**Exercise**
In the entries below, how many lines hold the word "true"? Answer with the number only.

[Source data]
========================================

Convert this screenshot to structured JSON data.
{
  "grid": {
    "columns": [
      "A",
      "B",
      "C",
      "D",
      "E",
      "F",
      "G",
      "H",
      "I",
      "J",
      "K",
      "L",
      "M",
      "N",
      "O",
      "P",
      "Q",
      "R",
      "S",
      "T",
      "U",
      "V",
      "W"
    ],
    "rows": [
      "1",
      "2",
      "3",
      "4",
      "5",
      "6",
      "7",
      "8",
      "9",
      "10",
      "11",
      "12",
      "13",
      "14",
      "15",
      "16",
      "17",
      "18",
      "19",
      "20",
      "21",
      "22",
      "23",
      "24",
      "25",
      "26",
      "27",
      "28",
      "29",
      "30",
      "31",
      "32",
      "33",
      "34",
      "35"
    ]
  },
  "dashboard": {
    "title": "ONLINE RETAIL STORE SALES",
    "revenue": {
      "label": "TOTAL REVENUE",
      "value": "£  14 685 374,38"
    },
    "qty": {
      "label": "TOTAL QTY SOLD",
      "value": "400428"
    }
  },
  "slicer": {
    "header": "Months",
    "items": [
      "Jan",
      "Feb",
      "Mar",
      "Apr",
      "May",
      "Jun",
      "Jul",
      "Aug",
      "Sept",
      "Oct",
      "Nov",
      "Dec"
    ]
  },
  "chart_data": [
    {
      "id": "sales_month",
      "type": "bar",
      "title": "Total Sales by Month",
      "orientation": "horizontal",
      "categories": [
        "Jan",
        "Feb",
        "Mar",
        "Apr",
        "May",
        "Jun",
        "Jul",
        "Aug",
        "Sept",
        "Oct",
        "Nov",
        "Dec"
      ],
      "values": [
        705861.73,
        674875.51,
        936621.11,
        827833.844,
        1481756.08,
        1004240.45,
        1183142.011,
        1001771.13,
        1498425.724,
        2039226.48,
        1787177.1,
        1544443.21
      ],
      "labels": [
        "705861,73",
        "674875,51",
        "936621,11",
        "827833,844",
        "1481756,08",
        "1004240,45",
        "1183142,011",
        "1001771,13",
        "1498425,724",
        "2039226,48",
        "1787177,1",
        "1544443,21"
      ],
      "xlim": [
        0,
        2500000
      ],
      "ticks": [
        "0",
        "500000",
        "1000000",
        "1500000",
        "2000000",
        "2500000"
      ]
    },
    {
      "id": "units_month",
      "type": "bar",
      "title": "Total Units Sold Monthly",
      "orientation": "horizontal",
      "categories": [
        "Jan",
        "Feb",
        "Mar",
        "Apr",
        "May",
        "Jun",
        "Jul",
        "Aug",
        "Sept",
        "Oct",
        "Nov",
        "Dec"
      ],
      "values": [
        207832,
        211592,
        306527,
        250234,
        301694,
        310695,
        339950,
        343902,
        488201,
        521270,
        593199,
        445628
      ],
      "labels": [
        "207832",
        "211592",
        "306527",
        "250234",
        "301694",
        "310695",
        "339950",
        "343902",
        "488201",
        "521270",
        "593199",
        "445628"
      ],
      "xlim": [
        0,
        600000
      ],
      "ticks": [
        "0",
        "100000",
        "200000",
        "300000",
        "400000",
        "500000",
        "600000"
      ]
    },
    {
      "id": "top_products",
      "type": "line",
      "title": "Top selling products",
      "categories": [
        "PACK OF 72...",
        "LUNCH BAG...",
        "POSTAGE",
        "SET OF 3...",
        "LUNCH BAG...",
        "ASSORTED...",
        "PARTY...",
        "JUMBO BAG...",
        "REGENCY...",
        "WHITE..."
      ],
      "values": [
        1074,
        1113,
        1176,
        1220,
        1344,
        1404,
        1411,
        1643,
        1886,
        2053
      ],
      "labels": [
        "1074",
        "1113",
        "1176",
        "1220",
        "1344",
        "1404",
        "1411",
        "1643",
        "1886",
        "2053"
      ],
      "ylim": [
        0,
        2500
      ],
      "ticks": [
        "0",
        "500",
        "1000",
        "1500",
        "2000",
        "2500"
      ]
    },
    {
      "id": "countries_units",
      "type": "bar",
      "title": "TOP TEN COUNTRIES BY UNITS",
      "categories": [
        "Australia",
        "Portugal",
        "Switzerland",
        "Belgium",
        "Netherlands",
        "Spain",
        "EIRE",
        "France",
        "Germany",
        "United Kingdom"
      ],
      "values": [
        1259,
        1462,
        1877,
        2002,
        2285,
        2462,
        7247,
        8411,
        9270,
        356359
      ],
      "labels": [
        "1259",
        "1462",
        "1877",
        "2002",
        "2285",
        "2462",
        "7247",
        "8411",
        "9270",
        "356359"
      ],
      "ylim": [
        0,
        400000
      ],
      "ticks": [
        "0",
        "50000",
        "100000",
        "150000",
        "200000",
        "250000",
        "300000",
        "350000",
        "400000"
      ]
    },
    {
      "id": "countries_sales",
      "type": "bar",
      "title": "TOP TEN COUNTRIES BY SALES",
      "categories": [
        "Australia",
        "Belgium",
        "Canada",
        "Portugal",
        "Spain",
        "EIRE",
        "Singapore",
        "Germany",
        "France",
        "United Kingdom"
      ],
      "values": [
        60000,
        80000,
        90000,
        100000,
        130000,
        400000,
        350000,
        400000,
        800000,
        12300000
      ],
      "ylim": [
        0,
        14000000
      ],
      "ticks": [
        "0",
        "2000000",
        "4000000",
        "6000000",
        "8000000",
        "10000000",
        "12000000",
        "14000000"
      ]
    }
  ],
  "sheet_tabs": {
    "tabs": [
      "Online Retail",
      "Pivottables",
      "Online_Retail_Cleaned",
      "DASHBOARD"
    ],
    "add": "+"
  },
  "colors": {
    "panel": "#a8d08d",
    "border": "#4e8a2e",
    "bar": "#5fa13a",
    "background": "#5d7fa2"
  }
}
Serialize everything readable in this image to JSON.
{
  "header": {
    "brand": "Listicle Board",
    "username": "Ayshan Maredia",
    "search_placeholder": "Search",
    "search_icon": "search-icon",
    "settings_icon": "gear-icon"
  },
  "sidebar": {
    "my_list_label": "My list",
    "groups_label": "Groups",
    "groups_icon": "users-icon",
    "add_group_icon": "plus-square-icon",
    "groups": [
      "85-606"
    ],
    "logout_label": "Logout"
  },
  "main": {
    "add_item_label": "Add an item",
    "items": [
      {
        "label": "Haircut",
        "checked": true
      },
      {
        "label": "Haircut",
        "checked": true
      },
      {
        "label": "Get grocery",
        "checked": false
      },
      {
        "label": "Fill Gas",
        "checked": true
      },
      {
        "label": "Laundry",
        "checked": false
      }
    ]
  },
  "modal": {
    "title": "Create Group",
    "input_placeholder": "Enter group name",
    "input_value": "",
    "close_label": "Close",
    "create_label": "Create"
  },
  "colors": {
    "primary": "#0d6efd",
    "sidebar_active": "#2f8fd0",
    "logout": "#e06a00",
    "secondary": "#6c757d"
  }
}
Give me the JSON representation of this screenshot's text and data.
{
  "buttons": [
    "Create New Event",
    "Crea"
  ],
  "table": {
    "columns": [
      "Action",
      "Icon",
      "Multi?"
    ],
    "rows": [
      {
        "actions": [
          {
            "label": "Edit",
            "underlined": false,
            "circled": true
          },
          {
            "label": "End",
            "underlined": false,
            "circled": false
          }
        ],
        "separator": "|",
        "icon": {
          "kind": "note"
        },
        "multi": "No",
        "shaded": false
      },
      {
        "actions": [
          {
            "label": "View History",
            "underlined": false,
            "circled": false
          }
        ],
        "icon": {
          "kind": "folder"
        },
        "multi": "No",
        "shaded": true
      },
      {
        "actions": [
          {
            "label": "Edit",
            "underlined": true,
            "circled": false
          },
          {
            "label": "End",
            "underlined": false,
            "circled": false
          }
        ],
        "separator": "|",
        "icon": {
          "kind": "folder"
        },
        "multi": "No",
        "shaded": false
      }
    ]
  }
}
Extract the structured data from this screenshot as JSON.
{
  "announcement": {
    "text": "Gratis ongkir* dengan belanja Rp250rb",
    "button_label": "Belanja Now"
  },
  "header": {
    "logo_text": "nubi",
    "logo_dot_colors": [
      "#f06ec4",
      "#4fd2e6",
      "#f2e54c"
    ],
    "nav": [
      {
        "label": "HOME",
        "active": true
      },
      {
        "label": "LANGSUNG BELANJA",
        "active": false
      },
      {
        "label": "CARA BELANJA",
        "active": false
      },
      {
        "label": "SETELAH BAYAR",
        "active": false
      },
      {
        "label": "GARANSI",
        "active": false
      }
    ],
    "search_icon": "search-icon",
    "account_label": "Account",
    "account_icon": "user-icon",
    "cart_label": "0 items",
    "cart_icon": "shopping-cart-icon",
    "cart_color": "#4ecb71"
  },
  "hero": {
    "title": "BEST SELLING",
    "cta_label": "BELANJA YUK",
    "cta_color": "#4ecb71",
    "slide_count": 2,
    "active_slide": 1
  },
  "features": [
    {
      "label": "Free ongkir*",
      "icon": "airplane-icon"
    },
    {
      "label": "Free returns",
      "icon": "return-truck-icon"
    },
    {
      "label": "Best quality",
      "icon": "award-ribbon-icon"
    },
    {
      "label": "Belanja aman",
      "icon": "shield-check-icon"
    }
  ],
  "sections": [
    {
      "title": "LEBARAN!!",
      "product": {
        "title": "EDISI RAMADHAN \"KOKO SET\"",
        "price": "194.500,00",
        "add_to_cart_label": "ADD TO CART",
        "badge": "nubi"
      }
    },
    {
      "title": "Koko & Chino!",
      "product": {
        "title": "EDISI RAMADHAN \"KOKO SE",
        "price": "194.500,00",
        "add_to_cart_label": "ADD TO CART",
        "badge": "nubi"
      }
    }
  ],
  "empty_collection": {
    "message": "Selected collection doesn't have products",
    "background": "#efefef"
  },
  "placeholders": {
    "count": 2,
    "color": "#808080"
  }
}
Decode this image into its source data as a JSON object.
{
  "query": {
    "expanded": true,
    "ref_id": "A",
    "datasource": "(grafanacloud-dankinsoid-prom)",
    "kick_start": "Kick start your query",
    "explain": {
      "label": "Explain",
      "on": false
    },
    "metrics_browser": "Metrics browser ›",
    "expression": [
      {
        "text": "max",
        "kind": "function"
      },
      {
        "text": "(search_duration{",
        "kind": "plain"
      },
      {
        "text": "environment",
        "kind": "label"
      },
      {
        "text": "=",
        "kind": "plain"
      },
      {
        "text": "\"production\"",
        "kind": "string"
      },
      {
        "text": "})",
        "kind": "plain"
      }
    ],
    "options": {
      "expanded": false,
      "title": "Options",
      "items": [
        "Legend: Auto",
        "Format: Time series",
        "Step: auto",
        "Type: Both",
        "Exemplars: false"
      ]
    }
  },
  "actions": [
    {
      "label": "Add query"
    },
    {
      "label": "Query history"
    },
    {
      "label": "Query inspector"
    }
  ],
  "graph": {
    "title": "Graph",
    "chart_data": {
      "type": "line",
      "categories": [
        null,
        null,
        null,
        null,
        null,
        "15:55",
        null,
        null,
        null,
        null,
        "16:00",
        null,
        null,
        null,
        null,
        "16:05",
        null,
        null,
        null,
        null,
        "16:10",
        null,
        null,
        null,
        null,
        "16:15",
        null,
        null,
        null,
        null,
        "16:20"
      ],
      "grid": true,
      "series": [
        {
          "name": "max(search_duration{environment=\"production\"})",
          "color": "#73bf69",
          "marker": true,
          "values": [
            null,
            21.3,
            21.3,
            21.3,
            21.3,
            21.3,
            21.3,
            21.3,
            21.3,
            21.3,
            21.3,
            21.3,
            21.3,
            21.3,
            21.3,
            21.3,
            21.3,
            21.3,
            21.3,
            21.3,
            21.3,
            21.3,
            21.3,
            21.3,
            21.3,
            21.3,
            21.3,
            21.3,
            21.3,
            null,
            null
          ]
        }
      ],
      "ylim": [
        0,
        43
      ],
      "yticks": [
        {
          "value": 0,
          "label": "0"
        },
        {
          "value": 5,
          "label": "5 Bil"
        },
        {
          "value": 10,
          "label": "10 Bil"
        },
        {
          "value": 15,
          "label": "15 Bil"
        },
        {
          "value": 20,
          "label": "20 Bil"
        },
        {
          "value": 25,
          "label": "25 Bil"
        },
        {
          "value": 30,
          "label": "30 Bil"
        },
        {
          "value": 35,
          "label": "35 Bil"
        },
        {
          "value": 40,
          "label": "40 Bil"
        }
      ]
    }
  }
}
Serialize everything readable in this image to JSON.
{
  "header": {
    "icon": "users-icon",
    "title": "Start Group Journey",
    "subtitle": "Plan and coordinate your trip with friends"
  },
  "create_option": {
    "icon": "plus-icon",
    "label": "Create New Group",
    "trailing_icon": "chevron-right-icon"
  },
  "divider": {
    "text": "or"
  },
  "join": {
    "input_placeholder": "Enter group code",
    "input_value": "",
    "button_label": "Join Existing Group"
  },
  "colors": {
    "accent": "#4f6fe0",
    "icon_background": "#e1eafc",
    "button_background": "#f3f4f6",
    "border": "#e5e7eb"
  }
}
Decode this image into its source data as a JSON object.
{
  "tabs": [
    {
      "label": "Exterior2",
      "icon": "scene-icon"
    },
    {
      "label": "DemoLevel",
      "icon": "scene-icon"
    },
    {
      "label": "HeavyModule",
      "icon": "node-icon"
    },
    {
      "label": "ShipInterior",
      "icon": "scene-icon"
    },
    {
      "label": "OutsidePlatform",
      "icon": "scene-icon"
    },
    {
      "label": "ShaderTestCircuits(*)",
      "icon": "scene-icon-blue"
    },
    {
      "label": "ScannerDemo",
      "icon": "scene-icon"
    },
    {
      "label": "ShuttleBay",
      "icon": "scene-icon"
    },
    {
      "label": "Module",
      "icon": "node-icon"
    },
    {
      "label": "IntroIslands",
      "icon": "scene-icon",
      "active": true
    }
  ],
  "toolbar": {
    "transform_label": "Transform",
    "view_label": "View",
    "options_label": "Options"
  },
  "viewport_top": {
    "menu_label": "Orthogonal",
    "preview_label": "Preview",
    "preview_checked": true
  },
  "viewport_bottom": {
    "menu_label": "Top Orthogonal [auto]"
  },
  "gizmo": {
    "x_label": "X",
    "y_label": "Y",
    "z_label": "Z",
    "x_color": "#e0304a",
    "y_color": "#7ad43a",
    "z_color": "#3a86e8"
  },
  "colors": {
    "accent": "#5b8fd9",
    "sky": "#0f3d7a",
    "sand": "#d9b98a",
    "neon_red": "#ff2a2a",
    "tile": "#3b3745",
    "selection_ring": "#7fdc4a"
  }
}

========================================

**Answer section**
12